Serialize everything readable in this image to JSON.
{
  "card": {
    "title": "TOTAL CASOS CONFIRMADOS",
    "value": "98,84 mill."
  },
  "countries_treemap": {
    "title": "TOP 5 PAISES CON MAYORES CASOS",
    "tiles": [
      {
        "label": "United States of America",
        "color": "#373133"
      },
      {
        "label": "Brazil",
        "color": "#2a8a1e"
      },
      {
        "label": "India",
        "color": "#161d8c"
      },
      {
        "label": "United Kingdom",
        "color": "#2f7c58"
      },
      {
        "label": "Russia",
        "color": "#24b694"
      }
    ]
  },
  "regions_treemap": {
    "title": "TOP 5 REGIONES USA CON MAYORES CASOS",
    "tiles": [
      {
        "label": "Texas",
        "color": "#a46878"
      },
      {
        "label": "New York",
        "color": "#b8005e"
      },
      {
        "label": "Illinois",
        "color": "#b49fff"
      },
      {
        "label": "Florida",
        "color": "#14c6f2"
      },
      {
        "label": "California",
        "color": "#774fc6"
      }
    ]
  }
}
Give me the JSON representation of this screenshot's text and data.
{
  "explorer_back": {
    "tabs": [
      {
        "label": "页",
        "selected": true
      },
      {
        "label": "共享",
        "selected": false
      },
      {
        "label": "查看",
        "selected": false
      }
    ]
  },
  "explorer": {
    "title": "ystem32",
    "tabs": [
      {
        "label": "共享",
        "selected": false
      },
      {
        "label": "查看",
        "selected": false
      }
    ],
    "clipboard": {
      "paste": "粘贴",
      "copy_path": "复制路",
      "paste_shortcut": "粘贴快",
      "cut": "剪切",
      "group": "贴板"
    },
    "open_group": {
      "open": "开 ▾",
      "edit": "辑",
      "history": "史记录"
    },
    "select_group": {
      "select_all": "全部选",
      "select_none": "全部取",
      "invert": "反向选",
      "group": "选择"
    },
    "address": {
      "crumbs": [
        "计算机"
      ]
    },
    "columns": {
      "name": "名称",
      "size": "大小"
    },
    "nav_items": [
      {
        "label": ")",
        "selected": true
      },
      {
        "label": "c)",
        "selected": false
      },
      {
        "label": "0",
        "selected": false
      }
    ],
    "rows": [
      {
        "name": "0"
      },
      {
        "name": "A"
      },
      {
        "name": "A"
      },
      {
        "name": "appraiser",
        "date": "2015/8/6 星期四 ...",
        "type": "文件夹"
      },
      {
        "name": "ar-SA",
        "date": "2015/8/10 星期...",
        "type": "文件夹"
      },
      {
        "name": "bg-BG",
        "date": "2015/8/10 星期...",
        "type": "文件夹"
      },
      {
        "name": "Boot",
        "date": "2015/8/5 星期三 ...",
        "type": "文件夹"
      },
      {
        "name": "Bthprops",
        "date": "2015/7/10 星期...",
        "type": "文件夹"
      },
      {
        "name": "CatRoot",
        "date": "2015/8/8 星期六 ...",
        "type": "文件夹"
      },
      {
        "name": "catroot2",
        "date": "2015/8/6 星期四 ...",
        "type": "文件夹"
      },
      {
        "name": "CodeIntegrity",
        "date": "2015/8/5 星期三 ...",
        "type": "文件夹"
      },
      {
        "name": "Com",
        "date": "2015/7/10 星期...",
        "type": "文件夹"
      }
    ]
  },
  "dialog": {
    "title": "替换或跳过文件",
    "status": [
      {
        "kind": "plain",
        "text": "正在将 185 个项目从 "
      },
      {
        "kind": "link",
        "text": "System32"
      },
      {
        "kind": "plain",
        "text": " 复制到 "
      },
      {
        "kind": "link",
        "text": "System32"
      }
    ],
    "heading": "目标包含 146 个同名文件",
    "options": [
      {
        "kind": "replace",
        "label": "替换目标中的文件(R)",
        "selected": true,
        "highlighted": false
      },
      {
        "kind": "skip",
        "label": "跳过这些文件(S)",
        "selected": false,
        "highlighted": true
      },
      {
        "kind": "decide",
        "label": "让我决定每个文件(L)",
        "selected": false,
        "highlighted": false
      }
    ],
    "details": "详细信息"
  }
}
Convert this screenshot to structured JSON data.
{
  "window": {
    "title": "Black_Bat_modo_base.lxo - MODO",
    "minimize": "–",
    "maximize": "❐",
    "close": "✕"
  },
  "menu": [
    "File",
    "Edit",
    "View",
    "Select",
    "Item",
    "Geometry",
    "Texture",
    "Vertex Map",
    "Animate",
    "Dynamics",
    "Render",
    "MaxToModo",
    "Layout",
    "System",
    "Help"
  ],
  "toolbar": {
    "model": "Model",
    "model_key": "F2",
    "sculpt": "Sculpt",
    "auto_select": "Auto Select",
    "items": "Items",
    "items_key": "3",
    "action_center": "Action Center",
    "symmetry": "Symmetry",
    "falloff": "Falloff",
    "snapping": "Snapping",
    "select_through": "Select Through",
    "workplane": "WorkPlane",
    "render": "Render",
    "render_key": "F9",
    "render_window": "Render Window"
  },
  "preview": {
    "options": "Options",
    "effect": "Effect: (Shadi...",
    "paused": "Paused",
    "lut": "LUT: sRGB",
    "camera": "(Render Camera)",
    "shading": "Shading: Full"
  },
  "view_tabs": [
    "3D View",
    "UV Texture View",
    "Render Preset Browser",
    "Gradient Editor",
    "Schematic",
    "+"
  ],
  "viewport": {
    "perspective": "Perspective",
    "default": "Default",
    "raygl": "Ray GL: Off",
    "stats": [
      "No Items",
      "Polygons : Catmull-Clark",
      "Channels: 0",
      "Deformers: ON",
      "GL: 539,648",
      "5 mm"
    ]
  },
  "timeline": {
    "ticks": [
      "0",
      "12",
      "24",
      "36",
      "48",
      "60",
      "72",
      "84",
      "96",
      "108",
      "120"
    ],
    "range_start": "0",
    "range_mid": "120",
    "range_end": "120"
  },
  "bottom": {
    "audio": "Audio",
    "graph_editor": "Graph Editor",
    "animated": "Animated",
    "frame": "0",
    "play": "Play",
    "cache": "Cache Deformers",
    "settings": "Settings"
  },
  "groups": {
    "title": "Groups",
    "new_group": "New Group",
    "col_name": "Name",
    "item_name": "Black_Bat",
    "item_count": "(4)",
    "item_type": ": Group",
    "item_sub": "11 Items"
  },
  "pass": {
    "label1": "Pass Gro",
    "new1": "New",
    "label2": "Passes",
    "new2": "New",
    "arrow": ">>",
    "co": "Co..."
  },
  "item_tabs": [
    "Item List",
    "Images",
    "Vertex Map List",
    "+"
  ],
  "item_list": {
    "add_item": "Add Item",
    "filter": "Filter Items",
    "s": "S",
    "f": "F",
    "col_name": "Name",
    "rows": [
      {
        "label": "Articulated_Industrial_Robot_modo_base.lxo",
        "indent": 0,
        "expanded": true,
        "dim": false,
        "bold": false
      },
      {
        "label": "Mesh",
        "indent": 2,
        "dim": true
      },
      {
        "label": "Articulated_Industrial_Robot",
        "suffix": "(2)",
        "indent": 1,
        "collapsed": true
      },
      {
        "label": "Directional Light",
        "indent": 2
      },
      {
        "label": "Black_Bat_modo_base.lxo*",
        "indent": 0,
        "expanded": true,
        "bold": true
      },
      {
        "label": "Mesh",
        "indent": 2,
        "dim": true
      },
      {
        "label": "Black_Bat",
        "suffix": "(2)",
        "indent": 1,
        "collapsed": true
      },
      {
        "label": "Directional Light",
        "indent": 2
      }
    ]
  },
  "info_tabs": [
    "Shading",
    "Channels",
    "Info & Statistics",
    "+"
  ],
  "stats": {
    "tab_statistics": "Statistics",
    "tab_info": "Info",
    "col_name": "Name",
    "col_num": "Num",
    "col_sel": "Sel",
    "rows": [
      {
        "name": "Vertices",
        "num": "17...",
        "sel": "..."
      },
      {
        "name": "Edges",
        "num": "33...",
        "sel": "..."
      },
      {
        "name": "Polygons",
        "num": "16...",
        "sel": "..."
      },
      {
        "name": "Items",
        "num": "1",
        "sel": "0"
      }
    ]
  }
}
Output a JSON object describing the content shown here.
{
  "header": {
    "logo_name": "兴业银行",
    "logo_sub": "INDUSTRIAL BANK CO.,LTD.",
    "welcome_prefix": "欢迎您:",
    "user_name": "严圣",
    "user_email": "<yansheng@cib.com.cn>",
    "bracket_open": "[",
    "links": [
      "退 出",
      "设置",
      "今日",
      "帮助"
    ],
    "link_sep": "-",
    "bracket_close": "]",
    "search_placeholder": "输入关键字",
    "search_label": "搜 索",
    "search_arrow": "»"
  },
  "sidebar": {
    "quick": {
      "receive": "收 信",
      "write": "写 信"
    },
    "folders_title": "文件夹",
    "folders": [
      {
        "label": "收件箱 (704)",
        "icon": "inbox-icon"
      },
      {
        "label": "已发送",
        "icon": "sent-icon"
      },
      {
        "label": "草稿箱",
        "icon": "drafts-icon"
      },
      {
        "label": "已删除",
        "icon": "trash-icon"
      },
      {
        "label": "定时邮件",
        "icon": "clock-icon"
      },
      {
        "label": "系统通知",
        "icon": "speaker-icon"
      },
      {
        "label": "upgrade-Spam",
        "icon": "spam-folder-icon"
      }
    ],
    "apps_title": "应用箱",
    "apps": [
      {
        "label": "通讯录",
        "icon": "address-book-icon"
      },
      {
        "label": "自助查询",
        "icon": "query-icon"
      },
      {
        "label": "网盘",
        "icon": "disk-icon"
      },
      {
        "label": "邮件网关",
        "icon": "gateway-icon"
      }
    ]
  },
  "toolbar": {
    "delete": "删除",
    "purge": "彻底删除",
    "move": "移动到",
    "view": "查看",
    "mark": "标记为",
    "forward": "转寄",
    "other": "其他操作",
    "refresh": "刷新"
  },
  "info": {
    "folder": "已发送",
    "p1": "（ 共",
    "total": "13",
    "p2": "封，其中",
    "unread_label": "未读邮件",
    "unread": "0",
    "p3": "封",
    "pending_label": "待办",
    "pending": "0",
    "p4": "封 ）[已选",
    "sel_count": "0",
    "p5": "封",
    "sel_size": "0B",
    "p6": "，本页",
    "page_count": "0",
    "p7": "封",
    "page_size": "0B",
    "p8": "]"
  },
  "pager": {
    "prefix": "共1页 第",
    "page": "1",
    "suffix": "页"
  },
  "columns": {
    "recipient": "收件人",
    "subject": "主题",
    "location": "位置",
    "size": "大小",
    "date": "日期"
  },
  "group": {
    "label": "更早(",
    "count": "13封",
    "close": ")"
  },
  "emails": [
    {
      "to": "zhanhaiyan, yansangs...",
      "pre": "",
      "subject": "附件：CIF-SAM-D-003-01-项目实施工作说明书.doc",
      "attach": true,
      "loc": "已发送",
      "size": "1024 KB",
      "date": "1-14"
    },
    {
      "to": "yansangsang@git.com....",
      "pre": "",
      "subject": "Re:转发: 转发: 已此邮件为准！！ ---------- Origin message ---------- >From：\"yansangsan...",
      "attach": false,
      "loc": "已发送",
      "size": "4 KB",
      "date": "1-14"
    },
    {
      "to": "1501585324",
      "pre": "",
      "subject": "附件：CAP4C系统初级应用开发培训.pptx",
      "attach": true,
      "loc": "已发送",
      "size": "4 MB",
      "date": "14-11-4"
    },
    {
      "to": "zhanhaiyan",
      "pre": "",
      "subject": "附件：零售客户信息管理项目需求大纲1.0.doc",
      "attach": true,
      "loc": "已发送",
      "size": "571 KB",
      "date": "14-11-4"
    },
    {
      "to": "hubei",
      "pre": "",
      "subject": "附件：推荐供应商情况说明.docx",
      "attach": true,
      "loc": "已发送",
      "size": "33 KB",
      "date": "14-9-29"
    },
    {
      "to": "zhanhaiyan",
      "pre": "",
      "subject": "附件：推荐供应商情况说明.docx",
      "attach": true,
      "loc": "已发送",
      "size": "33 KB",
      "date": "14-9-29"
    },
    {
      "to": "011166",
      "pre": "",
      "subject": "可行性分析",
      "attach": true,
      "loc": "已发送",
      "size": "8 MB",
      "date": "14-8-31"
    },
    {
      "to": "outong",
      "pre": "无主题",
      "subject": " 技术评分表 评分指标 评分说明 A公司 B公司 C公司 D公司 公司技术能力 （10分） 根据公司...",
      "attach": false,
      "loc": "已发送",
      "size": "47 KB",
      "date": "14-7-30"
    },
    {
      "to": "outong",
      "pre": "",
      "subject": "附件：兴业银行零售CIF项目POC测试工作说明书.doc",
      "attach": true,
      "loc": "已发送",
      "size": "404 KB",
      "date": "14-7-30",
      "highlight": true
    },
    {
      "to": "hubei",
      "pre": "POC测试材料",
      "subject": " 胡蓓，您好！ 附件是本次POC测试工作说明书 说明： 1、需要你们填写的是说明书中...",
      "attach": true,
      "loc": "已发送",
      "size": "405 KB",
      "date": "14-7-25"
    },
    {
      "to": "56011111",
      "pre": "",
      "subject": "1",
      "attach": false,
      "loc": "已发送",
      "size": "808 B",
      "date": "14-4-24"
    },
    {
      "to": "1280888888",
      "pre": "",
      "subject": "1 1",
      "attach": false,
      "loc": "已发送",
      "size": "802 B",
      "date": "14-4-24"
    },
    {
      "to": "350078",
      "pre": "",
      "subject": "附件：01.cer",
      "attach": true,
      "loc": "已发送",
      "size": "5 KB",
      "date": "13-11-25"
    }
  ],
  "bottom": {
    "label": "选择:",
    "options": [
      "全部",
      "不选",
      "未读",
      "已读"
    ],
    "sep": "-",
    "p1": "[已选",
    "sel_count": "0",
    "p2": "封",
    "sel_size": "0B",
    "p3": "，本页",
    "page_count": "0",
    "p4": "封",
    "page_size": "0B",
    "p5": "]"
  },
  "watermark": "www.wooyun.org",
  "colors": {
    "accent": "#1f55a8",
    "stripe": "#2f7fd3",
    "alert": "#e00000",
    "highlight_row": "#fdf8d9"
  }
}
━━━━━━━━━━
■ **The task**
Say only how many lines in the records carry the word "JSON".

■ **Your solution**
4